» Dataset content:
'''

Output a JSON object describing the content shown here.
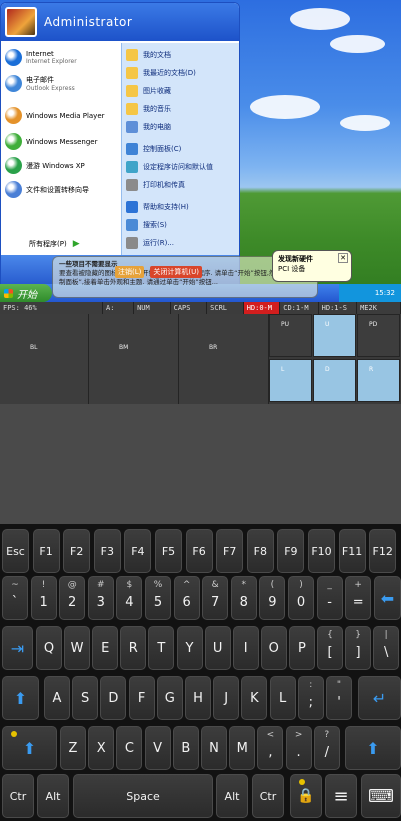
{
  "desktop": {
    "user": "Administrator",
    "left_items": [
      {
        "title": "Internet",
        "sub": "Internet Explorer",
        "color": "#1b6fd8"
      },
      {
        "title": "电子邮件",
        "sub": "Outlook Express",
        "color": "#3f86d8"
      },
      {
        "title": "Windows Media Player",
        "sub": "",
        "color": "#e4922a"
      },
      {
        "title": "Windows Messenger",
        "sub": "",
        "color": "#3fae3a"
      },
      {
        "title": "漫游 Windows XP",
        "sub": "",
        "color": "#2aa14a"
      },
      {
        "title": "文件和设置转移向导",
        "sub": "",
        "color": "#4a7fd6"
      }
    ],
    "all_programs": "所有程序(P)",
    "right_items": [
      "我的文档",
      "我最近的文档(D)",
      "图片收藏",
      "我的音乐",
      "我的电脑",
      "控制面板(C)",
      "设定程序访问和默认值",
      "打印机和传真",
      "帮助和支持(H)",
      "搜索(S)",
      "运行(R)..."
    ],
    "logoff": "注销(L)",
    "shutdown": "关闭计算机(U)",
    "start_label": "开始",
    "clock": "15:32",
    "balloon_title": "一些项目不需要显示",
    "balloon_text": "要查看被隐藏的图标... 单击“开始”菜单上的所有程序. 请单击“开始”按钮,然后单击“控制面板”,接着单击外观和主题. 请通过单击“开始”按钮...",
    "newhw_title": "发现新硬件",
    "newhw_text": "PCI 设备"
  },
  "status": {
    "fps": "FPS:  46%",
    "items": [
      "A:",
      "NUM",
      "CAPS",
      "SCRL",
      "HD:0-M",
      "CD:1-M",
      "HD:1-S",
      "ME2K"
    ]
  },
  "pad": {
    "buttons": [
      "BL",
      "BM",
      "BR"
    ],
    "dpad": [
      "PU",
      "U",
      "PD",
      "L",
      "D",
      "R"
    ]
  },
  "keyboard": {
    "row1": [
      "Esc",
      "F1",
      "F2",
      "F3",
      "F4",
      "F5",
      "F6",
      "F7",
      "F8",
      "F9",
      "F10",
      "F11",
      "F12"
    ],
    "row2": [
      [
        "`",
        "~"
      ],
      [
        "1",
        "!"
      ],
      [
        "2",
        "@"
      ],
      [
        "3",
        "#"
      ],
      [
        "4",
        "$"
      ],
      [
        "5",
        "%"
      ],
      [
        "6",
        "^"
      ],
      [
        "7",
        "&"
      ],
      [
        "8",
        "*"
      ],
      [
        "9",
        "("
      ],
      [
        "0",
        ")"
      ],
      [
        "-",
        "_"
      ],
      [
        "=",
        "+"
      ]
    ],
    "row3": [
      "Q",
      "W",
      "E",
      "R",
      "T",
      "Y",
      "U",
      "I",
      "O",
      "P",
      [
        "[",
        "{"
      ],
      [
        "]",
        "}"
      ],
      [
        "\\",
        "|"
      ]
    ],
    "row4": [
      "A",
      "S",
      "D",
      "F",
      "G",
      "H",
      "J",
      "K",
      "L",
      [
        ";",
        ":"
      ],
      [
        "'",
        "\""
      ]
    ],
    "row5": [
      "Z",
      "X",
      "C",
      "V",
      "B",
      "N",
      "M",
      [
        ",",
        "<"
      ],
      [
        ".",
        ">"
      ],
      [
        "/",
        "?"
      ]
    ],
    "ctrl": "Ctr",
    "alt": "Alt",
    "space": "Space"
  }
}
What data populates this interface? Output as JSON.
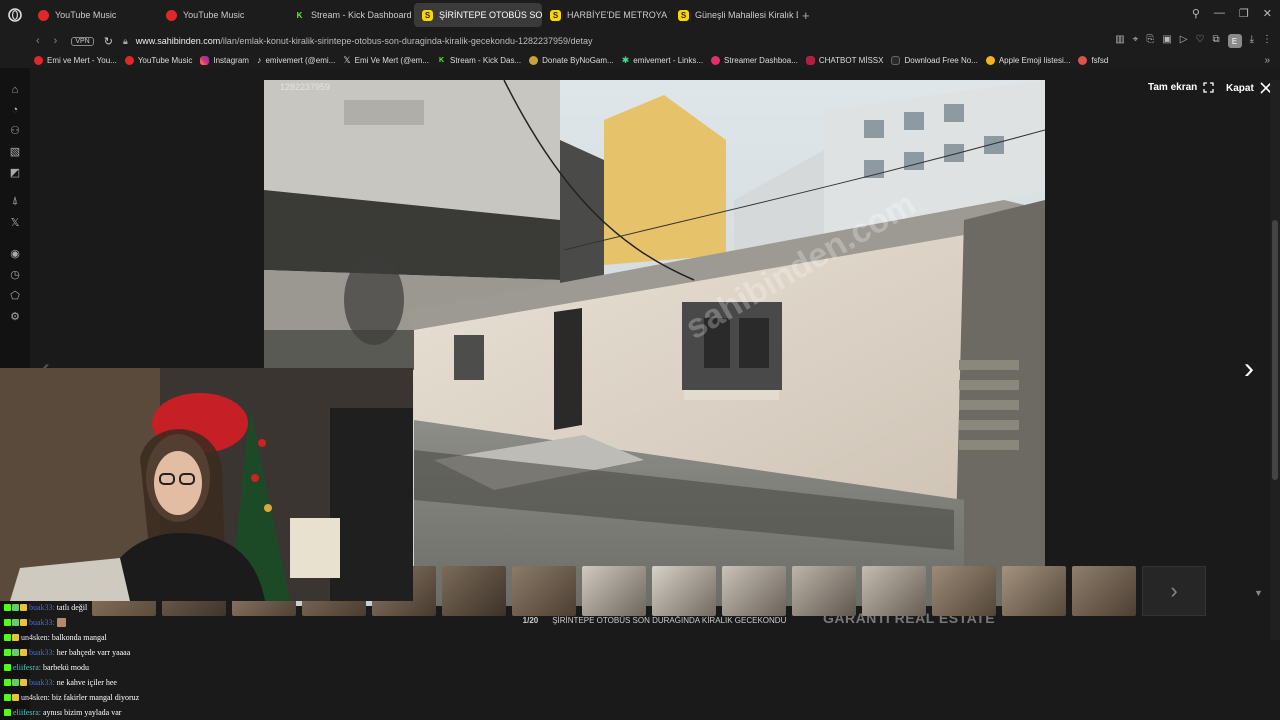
{
  "tabs": [
    {
      "label": "YouTube Music",
      "icon": "youtube-music-icon"
    },
    {
      "label": "YouTube Music",
      "icon": "youtube-music-icon"
    },
    {
      "label": "Stream - Kick Dashboard",
      "icon": "kick-icon"
    },
    {
      "label": "ŞİRİNTEPE OTOBÜS SON",
      "icon": "sahibinden-icon"
    },
    {
      "label": "HARBİYE'DE METROYA 7",
      "icon": "sahibinden-icon"
    },
    {
      "label": "Güneşli Mahallesi Kiralık D",
      "icon": "sahibinden-icon"
    }
  ],
  "address": {
    "vpn": "VPN",
    "host": "www.sahibinden.com",
    "path": "/ilan/emlak-konut-kiralik-sirintepe-otobus-son-duraginda-kiralik-gecekondu-1282237959/detay"
  },
  "bookmarks": [
    "Emi ve Mert - You...",
    "YouTube Music",
    "Instagram",
    "emivemert (@emi...",
    "Emi Ve Mert (@em...",
    "Stream - Kick Das...",
    "Donate ByNoGam...",
    "emivemert - Links...",
    "Streamer Dashboa...",
    "CHATBOT MİSSX",
    "Download Free No...",
    "Apple Emoji listesi...",
    "fsfsd"
  ],
  "ext_label": "E",
  "gallery": {
    "fullscreen_label": "Tam ekran",
    "close_label": "Kapat",
    "counter": "1/20",
    "caption": "ŞİRİNTEPE OTOBÜS SON DURAĞINDA KİRALIK GECEKONDU",
    "brand": "GARANTI REAL ESTATE",
    "overlay_brand": "GARANTİ",
    "watermark": "sahibinden.com",
    "photo_id": "1282237959",
    "thumb_count": 15
  },
  "chat": [
    {
      "user": "buak33:",
      "text": "tatlı değil",
      "color": "#3f6fd8"
    },
    {
      "user": "buak33:",
      "text": "",
      "color": "#3f6fd8"
    },
    {
      "user": "un4sken:",
      "text": "balkonda mangal",
      "color": "#e8e8e8"
    },
    {
      "user": "buak33:",
      "text": "her bahçede varr yaaaa",
      "color": "#3f6fd8"
    },
    {
      "user": "eliifesra:",
      "text": "barbekü modu",
      "color": "#4cc2c2"
    },
    {
      "user": "buak33:",
      "text": "ne kahve içiler hee",
      "color": "#3f6fd8"
    },
    {
      "user": "un4sken:",
      "text": "biz fakirler mangal diyoruz",
      "color": "#e8e8e8"
    },
    {
      "user": "eliifesra:",
      "text": "aynısı bizim yaylada var",
      "color": "#4cc2c2"
    }
  ]
}
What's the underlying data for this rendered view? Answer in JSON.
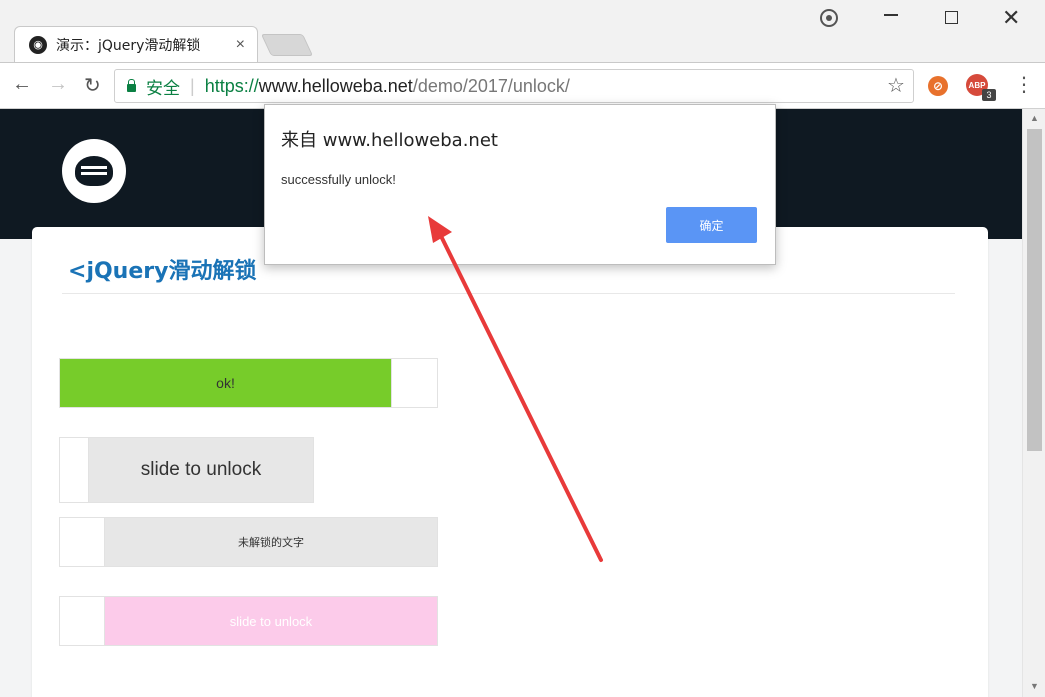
{
  "browser": {
    "tab_title": "演示：jQuery滑动解锁",
    "tab_close": "×",
    "secure_label": "安全",
    "url_scheme": "https://",
    "url_host": "www.helloweba.net",
    "url_path": "/demo/2017/unlock/",
    "extension_badge": "3"
  },
  "page": {
    "title": "jQuery滑动解锁",
    "sliders": [
      {
        "label": "ok!",
        "progress": 0.87
      },
      {
        "label": "slide to unlock"
      },
      {
        "label": "未解锁的文字"
      },
      {
        "label": "slide to unlock"
      }
    ]
  },
  "dialog": {
    "title": "来自 www.helloweba.net",
    "message": "successfully unlock!",
    "ok_label": "确定"
  },
  "colors": {
    "header_bg": "#0f1922",
    "success_green": "#77cc2a",
    "link_blue": "#1a73b6",
    "pink": "#fccbea",
    "dialog_button": "#5a95f5",
    "annotation_red": "#e83a3a"
  }
}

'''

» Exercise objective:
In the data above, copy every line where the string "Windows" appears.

» Answer section:
        "title": "Windows Media Player",
        "title": "Windows Messenger",
        "title": "漫游 Windows XP",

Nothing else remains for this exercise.